Back to the water pump – in theory this was an improvement over the NRS Fords which had a water pump mounted in the bottom of the radiator. In practice it did not function too well. There are three places on the water pump shaft notorious for leaks. Oil leaks from the place where the water pump drive shaft passes through the engine front cover. Water leaks from both ends of the water pump where there are asbestos crush seals riding on the shaft. It all ends up making a biig mess of the engine compartment. The timer, being mounted slightly to the right and below the water pump is constantly being doused with water droplets. The water pump inlet is a brass elbow with a crush seal where the elbow connects to the water pump. Meanwhile the other end of the water pump attaches to the front of the engine block with yet another crush seal. All of these crush seals tend to drip a bit. Not good.
Arrow points at the engine oil pan “dam” behind the #3 main bearing found on the earliest Model T’s.

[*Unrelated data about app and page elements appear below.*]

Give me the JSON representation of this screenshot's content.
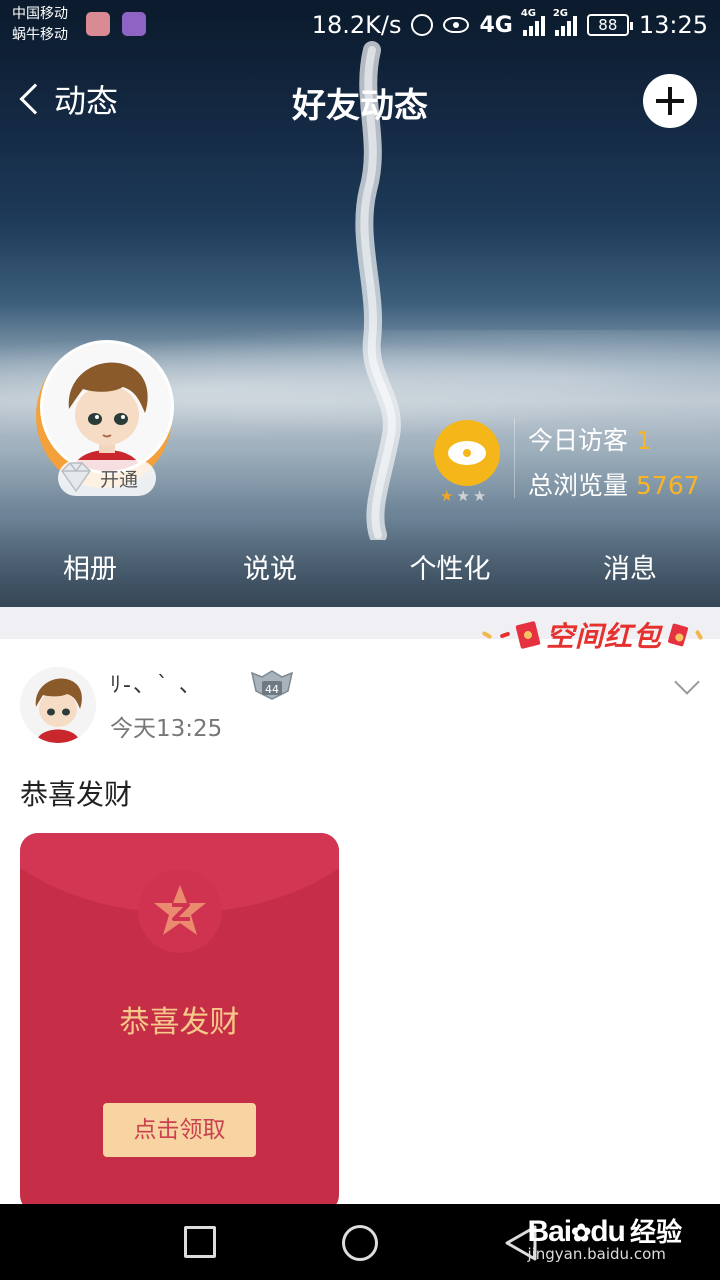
{
  "status_bar": {
    "carrier1": "中国移动",
    "carrier2": "蜗牛移动",
    "speed": "18.2K/s",
    "net1": "4G",
    "net_small1": "4G",
    "net_small2": "2G",
    "battery": "88",
    "time": "13:25"
  },
  "nav": {
    "back_label": "动态",
    "title": "好友动态"
  },
  "profile": {
    "vip_label": "开通",
    "visitors_label": "今日访客",
    "visitors_value": "1",
    "views_label": "总浏览量",
    "views_value": "5767",
    "stars_on": 1,
    "stars_total": 3
  },
  "cover_tabs": [
    "相册",
    "说说",
    "个性化",
    "消息"
  ],
  "banner": {
    "text": "空间红包"
  },
  "post": {
    "name": "ﾘ-、ˋ    、",
    "level": "44",
    "time": "今天13:25",
    "text": "恭喜发财",
    "redpacket": {
      "title": "恭喜发财",
      "button": "点击领取"
    }
  },
  "watermark": {
    "logo": "Bai",
    "logo2": "du",
    "text": "经验",
    "url": "jingyan.baidu.com"
  },
  "colors": {
    "accent": "#f7b526",
    "redpacket": "#c62e48",
    "banner": "#e5322f"
  }
}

The engine pan was a manufacturing and design success. The pre – 2500 cars had an engine pan that had no access door in the bottom. Ford would not figure out that was a necessary thing until well into 1911 model year production. Also, the earliest Model T’s have a “dam” that keeps oil in the forward part of the crankcase quite deep, it has an overflow hole about 4″ from the bottom. This made the early engines leak a lot of oil and burn a lot of oil, as Henry Ford himself was about to discover.
This is the earliest known Model T photograph, taken in the courtyard adjacent to the Piquette Avenue Ford Assembly Plant in the summer of 1908. This car has been branded “T #1” by Dr. Trent Boggess, and we think the title is appropriate. While this car is not likely to be serial number 1, it is certainly the first T to be photographed, and very significant in that Henry took it on a hunting trip to Iron Mountain, Michigan in 1908. According to the account in “Tin Lizzie” by Philip van Doren Stern, the drive was 1357 miles round trip. The Ford used 68 gallons of gasoline for an average MPG of 19.95 MPG. Not too bad, but the oil consumption is listed as 11.5 GALLONS OF OIL. Needless to say there was room for improvement.
Side view shows typical features of the first 2499 Model T’s – flat front fenders, two pedals, two levers. This car is not equipped with a top, however top irons are standard and you can see them poking out from the front and rear seat. The car is equipped with Atwood Castle Lamps. Notice the position of the door handle, much lower than seen on later 1909 production.
Upon its announcement the Model T was to be produced in several body styles including the Touring, Coupe, Landaulet, Town Car, and Roadster. Kerosene cowl lamps and tail light were standard across the product line.
A very early 1909 Model T Ford. Notice the low position of the door handle, E&J three tier side lamps, E & J headlamps and carbide generator, square front fenders, and typical “American” top. The horn is a double twist Rubes or Non Pariel. The car has two levers and two pedals, typical of serial numbers below 900.
Headlamps and top were optional on the 1909 Fords. Windshields were also optional at extra cost. Other options available from the factory were Weed brand tire chains, speedometers, and a Prestolite carbide tank to replace the carbide generator.
Running boards on the early 1909 Model T’s were made from lumber, covered on the top side by battleship grey linoleum trimmed on the side with brass. The brass trim was secured to the lumber by a row of screws.
The front fenders on the 1909’s made until about May 1909 were flat on the front with no “bill” as seen on later front fenders. The door handles on touring rear doors are much lower than seen on later cars. Horns are sourced from several makers including Non Pariel, Rubes, and Dragon.
The build sheet from Model T #1. The engine was replaced with #31 prior to shipment. The car was shipped to New York for export to England. Note the headlamps are “E&J 6” and the horn is “Dragon” while the top is made by “American”.